So, now on to my own views.

Books are foisted onto teachers and learners. Generally. Not always, but generally. They are then assumed to be the syllabus for the class.

They strongly favour a PPP approach, and the presentation of grammar in a sequence, often with the presence of review units, frequently a collection of multiple-choice questions.

The listening and reading ‘tasks’ are often multiple-choice insults to intelligence at worst or shooting fish in a barrel at best. If there is an open question it is OK, but this helps to give lie to the status of the teacher or coursebook author dictating the questions that ought to be asked about a text. There are also tons and tons of display questions, which are rarely used in life other than as passive-aggressive rhetoric.

The listening is too often too stupid in that it is ludicrously slow, and completely unlike authentic listening.

There’s little discourse awareness given to learners, with fillers being thrown in occasionally but normally nothing about adjacency pairs or conversation management, the absence of the latter helping to nullify Boyle’s arguments for the book as a crutch for inexperienced or untrained teachers.

Lexically, in many of the structural syllabus coursebooks, there are sets and they are frequently unchallenging due to them being so familiar in students’ lexical landscapes an/or loanwords, so what is the point unless you are looking to separate the front and back cover to justify the price.

Phonemic awareness is given short shrift and even then, learners are given no guidance about what they need to do with their mouths to achieve these sounds (again, what does the fabled inexperienced teacher do here other than talk rubbish about it or hope for the best with magic and accident?). There are no sagittal diagrams or even explanations that diphthongs glide from one position to another so the mouth needs to move when you make this sound.

I think I have covered most of my gripes but if I have missed anything, do let me know by the 7th. Good night.

Teaching or Testing Listening?

Dear Me probably in even 2010,

You get a CD in the back of your shiny book. The shiny book that has a picture of a loudspeaker to show you the track number. You ask the preset questions underneath and you play the CD and there are the lovely voices of the polite English-speaking people, all waiting to speak enthusiastically, one at a time with a handy grammar point in their throats. They are all lovely people who speak in a standard (prestige) variety with as much of their regional accent scrubbed away as possible.

Then you wonder why your students ‘cannot listen’.

Did you teach them how to listen, or did you only check their (lack of) comprehension again?

Nobody taught me how to teach listening. I doubt that the in-house trainers that trained me ever received anything other than a quick mention to ‘make sure you do some listening‘ when they were trained as teachers.

Students learn to listen by metaphorically being thrown in at the deep end. Unfortunately, like swimming, it only works the first time for a few people. Nobody learns to decode at phoneme or syllable level. Sometimes there might be word-level listening but it’s magic and accident. ‘Listen for the word “useless”. What is it used to describe?’

If we want to give students listening practice, all well and good, but don’t call it teaching. Call it listening to the CD, which could be done at home. Teach some connected speech and have students listen for examples of it. Teach some intonation patterns and have students listen for speaker attitude and intention or even how many items they are listing.

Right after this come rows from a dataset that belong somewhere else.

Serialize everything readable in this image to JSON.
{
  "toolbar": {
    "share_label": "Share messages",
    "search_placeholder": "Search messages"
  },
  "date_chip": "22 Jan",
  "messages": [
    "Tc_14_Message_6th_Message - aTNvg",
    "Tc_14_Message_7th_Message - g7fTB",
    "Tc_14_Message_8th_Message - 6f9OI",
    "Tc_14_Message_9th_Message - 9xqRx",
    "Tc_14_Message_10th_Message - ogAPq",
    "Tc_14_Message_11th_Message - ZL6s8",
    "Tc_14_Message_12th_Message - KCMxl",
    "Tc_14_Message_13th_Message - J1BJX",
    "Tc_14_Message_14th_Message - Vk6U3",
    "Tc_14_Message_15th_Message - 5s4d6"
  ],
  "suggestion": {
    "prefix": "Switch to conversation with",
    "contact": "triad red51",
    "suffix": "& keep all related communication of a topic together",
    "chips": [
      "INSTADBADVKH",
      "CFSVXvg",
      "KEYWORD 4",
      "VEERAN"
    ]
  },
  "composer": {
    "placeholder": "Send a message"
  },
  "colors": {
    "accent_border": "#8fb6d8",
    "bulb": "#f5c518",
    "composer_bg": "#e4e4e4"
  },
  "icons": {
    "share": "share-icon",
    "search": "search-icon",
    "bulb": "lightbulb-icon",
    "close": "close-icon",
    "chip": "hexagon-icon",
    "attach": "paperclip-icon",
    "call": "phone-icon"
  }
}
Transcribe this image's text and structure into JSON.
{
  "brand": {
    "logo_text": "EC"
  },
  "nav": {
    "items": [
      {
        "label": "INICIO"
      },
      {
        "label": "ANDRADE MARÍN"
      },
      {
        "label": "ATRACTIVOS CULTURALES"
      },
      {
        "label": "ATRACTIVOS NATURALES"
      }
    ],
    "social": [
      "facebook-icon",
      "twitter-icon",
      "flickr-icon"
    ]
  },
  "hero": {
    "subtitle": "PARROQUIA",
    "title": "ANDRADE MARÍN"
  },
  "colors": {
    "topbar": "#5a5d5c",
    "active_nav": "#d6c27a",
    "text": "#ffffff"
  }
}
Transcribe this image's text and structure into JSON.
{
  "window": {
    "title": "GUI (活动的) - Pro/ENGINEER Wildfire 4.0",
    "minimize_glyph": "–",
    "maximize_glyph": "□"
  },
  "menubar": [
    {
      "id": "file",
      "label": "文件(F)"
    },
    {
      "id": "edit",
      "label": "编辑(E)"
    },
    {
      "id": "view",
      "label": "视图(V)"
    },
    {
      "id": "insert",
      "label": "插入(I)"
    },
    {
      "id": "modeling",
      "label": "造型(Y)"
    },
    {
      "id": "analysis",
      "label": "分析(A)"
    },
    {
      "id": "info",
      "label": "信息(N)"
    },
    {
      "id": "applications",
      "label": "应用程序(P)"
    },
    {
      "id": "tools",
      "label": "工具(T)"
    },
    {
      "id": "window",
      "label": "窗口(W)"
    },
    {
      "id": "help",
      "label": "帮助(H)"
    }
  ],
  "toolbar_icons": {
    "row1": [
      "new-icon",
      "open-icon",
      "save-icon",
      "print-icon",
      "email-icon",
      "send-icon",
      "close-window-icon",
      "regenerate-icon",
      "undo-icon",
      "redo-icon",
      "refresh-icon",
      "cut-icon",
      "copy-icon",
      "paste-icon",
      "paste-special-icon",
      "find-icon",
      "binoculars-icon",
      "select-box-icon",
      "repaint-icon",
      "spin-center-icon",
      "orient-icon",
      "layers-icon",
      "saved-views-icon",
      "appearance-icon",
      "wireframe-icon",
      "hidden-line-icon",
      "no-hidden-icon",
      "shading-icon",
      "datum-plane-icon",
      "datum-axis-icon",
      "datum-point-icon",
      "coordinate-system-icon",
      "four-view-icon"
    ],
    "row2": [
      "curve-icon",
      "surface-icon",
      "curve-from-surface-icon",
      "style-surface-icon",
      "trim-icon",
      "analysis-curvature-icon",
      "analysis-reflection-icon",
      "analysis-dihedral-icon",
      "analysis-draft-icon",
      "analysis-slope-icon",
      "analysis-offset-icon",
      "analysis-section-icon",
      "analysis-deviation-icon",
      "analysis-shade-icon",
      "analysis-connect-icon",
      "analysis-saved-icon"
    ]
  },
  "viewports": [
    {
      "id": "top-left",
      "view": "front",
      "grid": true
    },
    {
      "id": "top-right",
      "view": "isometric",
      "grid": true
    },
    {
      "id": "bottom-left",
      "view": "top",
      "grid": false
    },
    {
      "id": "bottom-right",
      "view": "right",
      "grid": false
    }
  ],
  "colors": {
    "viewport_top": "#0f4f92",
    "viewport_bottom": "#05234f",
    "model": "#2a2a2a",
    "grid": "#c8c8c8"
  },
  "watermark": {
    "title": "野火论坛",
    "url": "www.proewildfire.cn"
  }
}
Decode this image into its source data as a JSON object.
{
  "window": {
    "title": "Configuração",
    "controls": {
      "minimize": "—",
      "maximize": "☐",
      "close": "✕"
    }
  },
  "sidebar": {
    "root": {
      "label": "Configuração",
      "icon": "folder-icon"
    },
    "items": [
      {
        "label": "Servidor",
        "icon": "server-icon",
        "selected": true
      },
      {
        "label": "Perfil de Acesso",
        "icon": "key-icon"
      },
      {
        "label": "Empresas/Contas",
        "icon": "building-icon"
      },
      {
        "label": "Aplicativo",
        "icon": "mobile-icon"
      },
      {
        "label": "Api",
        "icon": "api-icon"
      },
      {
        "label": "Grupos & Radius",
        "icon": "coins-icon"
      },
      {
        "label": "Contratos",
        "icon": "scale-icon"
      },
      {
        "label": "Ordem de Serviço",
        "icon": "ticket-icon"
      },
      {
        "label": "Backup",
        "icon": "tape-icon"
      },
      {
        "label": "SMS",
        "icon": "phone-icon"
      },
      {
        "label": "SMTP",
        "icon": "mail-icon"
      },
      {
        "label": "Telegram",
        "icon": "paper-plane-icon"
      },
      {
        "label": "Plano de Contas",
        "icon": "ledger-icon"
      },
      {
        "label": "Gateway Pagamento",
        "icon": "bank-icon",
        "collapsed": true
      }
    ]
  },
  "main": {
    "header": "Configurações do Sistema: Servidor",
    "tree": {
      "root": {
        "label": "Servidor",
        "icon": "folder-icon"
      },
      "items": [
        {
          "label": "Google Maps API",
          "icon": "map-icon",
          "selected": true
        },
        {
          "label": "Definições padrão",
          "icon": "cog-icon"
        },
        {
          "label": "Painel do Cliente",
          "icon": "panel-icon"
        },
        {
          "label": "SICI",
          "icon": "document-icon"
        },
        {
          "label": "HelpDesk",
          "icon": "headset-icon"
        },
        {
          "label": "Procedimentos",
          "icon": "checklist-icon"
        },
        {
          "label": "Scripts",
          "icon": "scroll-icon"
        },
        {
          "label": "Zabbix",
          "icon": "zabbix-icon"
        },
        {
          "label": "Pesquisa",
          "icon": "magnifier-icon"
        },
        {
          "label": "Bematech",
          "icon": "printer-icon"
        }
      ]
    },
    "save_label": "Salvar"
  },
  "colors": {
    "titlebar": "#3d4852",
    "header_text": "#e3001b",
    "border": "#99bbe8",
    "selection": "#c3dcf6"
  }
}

You could even ditch the stupid CD, find something online that has real conversations about something the students are interested in (such as a podcast about video games or a YouTube video about a country they want to go to) and play that instead, having them listen for words stressed in the tone units and make sense of it that way.

But don’t press play and tell the students that you’re teaching listening.

Sincerely,

You

Lots of the key ideas here are not mine. Probably most of them come from:
Field, J (2012) Listening in the Language Classroom. Cambridge: CUP.
Prince, Peter (2013) ‘Listening, remembering, writing: Exploring the dictogloss task’. Language Teaching Research: 17(4) 486–500. London: Sage. Retrieved 9 October 2014.

Other #youngerteacherself posts at Joanna Malefaki’s blog.